**Exercise details**
All of the data below is to be returned unaltered.

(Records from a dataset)
* * * *

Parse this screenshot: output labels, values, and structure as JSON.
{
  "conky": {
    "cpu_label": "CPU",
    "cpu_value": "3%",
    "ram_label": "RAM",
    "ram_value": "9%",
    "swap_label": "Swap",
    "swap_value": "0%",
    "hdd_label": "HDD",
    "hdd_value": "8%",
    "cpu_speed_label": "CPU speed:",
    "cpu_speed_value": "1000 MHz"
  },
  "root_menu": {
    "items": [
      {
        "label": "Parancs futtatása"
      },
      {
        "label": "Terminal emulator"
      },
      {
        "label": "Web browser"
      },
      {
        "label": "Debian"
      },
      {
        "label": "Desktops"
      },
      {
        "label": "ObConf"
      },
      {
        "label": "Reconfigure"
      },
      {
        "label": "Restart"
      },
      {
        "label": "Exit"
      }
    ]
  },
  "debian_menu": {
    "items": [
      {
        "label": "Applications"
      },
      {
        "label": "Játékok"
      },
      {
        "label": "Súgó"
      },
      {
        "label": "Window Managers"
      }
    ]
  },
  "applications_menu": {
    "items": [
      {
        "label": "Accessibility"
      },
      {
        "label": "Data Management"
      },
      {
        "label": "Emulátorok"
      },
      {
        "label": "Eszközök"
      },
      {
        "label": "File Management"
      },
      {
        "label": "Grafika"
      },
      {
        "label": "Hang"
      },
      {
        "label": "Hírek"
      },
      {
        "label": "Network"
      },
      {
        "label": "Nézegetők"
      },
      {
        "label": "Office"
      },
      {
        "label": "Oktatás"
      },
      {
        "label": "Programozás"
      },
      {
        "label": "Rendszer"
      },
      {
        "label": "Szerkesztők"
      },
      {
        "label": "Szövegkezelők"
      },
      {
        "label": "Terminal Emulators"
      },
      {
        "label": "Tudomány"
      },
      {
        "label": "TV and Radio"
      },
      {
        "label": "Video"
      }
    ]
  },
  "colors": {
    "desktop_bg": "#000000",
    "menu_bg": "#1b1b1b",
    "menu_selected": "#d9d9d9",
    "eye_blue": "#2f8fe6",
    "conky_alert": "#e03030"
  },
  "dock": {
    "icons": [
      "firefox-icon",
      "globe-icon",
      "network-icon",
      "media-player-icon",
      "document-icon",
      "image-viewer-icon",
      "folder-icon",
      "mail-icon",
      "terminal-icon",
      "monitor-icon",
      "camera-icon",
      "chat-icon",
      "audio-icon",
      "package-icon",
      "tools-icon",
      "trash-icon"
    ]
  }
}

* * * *

**Your response**
Parse this screenshot: output labels, values, and structure as JSON.
{
  "conky": {
    "cpu_label": "CPU",
    "cpu_value": "3%",
    "ram_label": "RAM",
    "ram_value": "9%",
    "swap_label": "Swap",
    "swap_value": "0%",
    "hdd_label": "HDD",
    "hdd_value": "8%",
    "cpu_speed_label": "CPU speed:",
    "cpu_speed_value": "1000 MHz"
  },
  "root_menu": {
    "items": [
      {
        "label": "Parancs futtatása"
      },
      {
        "label": "Terminal emulator"
      },
      {
        "label": "Web browser"
      },
      {
        "label": "Debian"
      },
      {
        "label": "Desktops"
      },
      {
        "label": "ObConf"
      },
      {
        "label": "Reconfigure"
      },
      {
        "label": "Restart"
      },
      {
        "label": "Exit"
      }
    ]
  },
  "debian_menu": {
    "items": [
      {
        "label": "Applications"
      },
      {
        "label": "Játékok"
      },
      {
        "label": "Súgó"
      },
      {
        "label": "Window Managers"
      }
    ]
  },
  "applications_menu": {
    "items": [
      {
        "label": "Accessibility"
      },
      {
        "label": "Data Management"
      },
      {
        "label": "Emulátorok"
      },
      {
        "label": "Eszközök"
      },
      {
        "label": "File Management"
      },
      {
        "label": "Grafika"
      },
      {
        "label": "Hang"
      },
      {
        "label": "Hírek"
      },
      {
        "label": "Network"
      },
      {
        "label": "Nézegetők"
      },
      {
        "label": "Office"
      },
      {
        "label": "Oktatás"
      },
      {
        "label": "Programozás"
      },
      {
        "label": "Rendszer"
      },
      {
        "label": "Szerkesztők"
      },
      {
        "label": "Szövegkezelők"
      },
      {
        "label": "Terminal Emulators"
      },
      {
        "label": "Tudomány"
      },
      {
        "label": "TV and Radio"
      },
      {
        "label": "Video"
      }
    ]
  },
  "colors": {
    "desktop_bg": "#000000",
    "menu_bg": "#1b1b1b",
    "menu_selected": "#d9d9d9",
    "eye_blue": "#2f8fe6",
    "conky_alert": "#e03030"
  },
  "dock": {
    "icons": [
      "firefox-icon",
      "globe-icon",
      "network-icon",
      "media-player-icon",
      "document-icon",
      "image-viewer-icon",
      "folder-icon",
      "mail-icon",
      "terminal-icon",
      "monitor-icon",
      "camera-icon",
      "chat-icon",
      "audio-icon",
      "package-icon",
      "tools-icon",
      "trash-icon"
    ]
  }
}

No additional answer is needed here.